30ml lemon juice
15ml sugar syrup
A dash of egg white (optional)
Add a handful of ice to a shaker and pour in the rest of the ingredients. Shake well and strain into a tumbler filled with ice. If you don’t use the egg white you can serve in a cocktail glass. Garnish with a slice of lemon.
This new cocktail was newly created to celebrate the launch of Jack Daniel’s latest whisky, Gold No.27. The whisky earns its name from the double barreling and double mellowing of the original No.7, creating a richer and warmer taste. The cocktail, offers a luxurious and full-bodied flavour that is perfect when drunk from a wine goblet by the fire.
40ml whisky (Jack Daniel’s Gold No.27)
10ml Amontillado Sherry
10ml Orange Curacao
1 barspoon of Castor Sugar
Stir all ingredients in a shaker and strain over a crushed ice into a wine goblet. Garnish with orange and lemon wedges and a sprig of mint.
No list of winter warmers is complete without a mention of this cocktail. It’s the drink that everyone’s too embarrassed to order but secretly loves. First created in the winter of 1943 by Joe Sheridan, a chef in Limerick, for cold, weary passengers of a transatlantic flying boat, the cocktail got its name when the passengers asked Sheridan if they were drinking Brazilian coffee and he responded that it was ‘Irish Coffee’.
150-200ml hot black coffee
2 teaspoons brown sugar
50ml Irish whisky
Double cream, slightly whipped
Heat a tall glass with boiling water and pour away the water. Add the sugar and coffee and stir until dissolved. Add the whisky to the coffee and continue stirring. Using a jug pour the slightly whipped cream over the back of a teaspoon until level with the rim of the glass.
The Rusty Nail
Perhaps the easiest cocktail to make, the Rusty Nail owes its popularity to the 21 Club in Manhattan. Although extant since the 1930s, the bartenders at the 21 Club raised the profile of this cocktail and by 1963 the chairwoman of Drambuie had given it her seal of approval. Made by splashing Scotch whisky and Drambuie together over ice, the Rusty Nail must be sipped slowly to be savoured.

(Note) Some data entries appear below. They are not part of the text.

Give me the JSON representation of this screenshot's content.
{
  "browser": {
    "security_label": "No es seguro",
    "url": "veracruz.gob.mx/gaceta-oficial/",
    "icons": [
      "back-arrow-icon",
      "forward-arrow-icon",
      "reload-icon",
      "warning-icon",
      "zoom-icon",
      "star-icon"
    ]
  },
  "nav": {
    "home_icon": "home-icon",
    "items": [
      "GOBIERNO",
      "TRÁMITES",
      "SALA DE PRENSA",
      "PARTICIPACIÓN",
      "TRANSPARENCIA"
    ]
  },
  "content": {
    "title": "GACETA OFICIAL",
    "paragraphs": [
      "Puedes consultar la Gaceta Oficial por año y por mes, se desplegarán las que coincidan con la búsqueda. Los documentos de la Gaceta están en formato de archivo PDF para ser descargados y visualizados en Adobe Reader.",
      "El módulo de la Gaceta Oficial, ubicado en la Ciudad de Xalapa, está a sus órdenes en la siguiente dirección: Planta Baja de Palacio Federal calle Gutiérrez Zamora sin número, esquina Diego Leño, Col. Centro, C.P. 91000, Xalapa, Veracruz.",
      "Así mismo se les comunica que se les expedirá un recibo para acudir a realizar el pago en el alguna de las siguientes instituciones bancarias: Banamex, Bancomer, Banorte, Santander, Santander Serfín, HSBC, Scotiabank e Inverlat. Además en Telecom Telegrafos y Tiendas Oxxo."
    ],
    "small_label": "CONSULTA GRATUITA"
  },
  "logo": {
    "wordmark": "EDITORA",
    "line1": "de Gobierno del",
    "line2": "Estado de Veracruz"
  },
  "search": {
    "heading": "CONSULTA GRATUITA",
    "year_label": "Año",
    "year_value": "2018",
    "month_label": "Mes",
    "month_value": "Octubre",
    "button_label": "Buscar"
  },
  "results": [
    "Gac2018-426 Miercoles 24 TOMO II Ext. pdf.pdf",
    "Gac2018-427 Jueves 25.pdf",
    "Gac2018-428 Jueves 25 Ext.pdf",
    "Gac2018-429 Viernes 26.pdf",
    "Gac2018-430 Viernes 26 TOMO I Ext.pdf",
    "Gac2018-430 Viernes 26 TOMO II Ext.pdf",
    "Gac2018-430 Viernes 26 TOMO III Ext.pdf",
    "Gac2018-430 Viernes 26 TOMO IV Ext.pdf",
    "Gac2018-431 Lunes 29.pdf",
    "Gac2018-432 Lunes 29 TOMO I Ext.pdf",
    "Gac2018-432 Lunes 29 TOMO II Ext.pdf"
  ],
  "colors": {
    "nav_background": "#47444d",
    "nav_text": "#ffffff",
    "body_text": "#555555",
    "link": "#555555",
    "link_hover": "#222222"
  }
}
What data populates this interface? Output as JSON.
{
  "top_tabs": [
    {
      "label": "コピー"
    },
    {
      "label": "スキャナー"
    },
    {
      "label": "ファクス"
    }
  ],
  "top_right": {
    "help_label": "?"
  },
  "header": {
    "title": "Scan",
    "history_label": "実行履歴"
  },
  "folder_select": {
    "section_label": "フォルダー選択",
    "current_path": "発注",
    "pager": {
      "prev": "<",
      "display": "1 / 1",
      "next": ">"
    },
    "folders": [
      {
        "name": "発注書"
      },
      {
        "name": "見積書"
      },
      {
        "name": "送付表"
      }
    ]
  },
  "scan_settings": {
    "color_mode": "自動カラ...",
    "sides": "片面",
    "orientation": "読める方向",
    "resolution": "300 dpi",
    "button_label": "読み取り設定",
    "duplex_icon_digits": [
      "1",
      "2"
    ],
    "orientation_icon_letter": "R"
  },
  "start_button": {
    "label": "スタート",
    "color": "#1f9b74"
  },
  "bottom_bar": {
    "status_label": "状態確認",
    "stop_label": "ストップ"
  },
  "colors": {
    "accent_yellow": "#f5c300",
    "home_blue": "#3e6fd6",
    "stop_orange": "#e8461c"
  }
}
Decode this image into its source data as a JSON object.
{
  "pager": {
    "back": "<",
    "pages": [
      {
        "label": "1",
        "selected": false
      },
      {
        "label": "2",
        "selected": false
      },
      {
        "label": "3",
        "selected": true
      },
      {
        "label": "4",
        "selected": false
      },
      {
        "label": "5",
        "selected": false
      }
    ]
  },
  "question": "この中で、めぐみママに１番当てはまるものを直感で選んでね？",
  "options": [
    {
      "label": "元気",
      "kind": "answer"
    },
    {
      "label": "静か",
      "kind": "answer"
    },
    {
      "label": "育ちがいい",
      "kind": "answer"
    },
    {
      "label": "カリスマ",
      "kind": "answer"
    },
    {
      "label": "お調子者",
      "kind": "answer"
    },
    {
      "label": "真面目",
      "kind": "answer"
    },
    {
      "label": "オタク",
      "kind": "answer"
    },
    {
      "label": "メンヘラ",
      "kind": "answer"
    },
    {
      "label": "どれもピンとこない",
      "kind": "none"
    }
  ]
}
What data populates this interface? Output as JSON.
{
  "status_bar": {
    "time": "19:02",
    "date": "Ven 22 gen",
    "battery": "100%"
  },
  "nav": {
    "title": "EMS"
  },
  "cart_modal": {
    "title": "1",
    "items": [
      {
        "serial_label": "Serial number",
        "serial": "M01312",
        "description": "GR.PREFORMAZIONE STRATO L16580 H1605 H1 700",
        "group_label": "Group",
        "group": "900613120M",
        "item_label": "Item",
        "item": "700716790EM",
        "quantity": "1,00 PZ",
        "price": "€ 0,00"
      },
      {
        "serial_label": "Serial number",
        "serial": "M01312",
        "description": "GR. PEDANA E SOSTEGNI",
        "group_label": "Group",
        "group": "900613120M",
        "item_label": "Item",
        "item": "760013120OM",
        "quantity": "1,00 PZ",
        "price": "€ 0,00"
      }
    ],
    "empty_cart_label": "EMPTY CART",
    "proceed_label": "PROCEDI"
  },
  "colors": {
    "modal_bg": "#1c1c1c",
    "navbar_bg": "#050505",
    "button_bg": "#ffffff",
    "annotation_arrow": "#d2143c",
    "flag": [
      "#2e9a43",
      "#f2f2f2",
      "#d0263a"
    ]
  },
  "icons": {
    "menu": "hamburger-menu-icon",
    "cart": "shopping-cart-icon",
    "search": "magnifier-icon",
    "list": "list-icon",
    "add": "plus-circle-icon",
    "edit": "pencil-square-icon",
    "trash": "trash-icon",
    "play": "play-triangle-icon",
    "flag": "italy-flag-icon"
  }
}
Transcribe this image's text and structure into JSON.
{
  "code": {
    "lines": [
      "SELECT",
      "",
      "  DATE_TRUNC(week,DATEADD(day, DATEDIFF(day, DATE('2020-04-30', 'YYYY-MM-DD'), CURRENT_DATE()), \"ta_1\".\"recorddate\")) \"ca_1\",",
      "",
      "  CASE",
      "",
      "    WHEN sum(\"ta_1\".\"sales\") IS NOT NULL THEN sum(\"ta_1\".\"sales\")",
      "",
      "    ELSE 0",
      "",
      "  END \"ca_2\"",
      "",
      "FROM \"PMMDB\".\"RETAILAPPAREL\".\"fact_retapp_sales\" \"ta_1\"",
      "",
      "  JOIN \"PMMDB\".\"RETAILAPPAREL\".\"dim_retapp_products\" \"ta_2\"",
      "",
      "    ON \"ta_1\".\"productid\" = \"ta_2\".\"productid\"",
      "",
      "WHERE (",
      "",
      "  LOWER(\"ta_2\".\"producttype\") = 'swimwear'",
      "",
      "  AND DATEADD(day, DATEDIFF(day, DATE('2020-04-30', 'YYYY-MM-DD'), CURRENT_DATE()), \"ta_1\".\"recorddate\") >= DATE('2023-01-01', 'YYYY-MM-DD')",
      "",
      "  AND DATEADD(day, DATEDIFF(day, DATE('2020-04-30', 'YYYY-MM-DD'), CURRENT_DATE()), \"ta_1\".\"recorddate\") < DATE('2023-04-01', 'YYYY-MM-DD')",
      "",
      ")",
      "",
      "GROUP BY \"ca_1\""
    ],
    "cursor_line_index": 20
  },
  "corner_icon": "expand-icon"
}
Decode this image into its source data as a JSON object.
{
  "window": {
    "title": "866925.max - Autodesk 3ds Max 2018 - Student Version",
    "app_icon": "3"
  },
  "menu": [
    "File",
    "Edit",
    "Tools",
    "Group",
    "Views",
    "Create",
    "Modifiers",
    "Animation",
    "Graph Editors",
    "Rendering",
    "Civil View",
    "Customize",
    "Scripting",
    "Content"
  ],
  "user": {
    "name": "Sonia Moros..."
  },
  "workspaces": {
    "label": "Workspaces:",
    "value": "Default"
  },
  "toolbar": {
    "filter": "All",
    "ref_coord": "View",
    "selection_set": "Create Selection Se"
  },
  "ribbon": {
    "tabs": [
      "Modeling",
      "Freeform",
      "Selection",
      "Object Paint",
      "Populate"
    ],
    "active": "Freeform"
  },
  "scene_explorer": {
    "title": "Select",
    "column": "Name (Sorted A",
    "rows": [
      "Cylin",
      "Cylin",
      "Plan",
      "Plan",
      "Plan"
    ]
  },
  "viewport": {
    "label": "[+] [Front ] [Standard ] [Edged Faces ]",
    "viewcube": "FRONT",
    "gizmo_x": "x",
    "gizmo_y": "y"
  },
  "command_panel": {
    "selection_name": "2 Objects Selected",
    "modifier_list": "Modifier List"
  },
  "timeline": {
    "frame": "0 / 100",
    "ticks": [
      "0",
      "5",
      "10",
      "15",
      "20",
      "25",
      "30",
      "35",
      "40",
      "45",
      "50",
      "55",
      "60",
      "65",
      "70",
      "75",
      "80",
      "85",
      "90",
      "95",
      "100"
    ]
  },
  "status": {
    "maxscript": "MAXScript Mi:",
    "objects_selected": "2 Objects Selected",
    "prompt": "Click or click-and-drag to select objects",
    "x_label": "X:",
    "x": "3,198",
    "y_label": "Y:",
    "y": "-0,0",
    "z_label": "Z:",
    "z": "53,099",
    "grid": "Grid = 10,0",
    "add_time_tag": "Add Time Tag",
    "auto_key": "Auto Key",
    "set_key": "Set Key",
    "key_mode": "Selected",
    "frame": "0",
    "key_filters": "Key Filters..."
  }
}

45ml Scotch whisky
Pour the whisky and the Drambuie directly on to ice cubes in an old-fashioned glass. Stir and garnish with a lemon twist.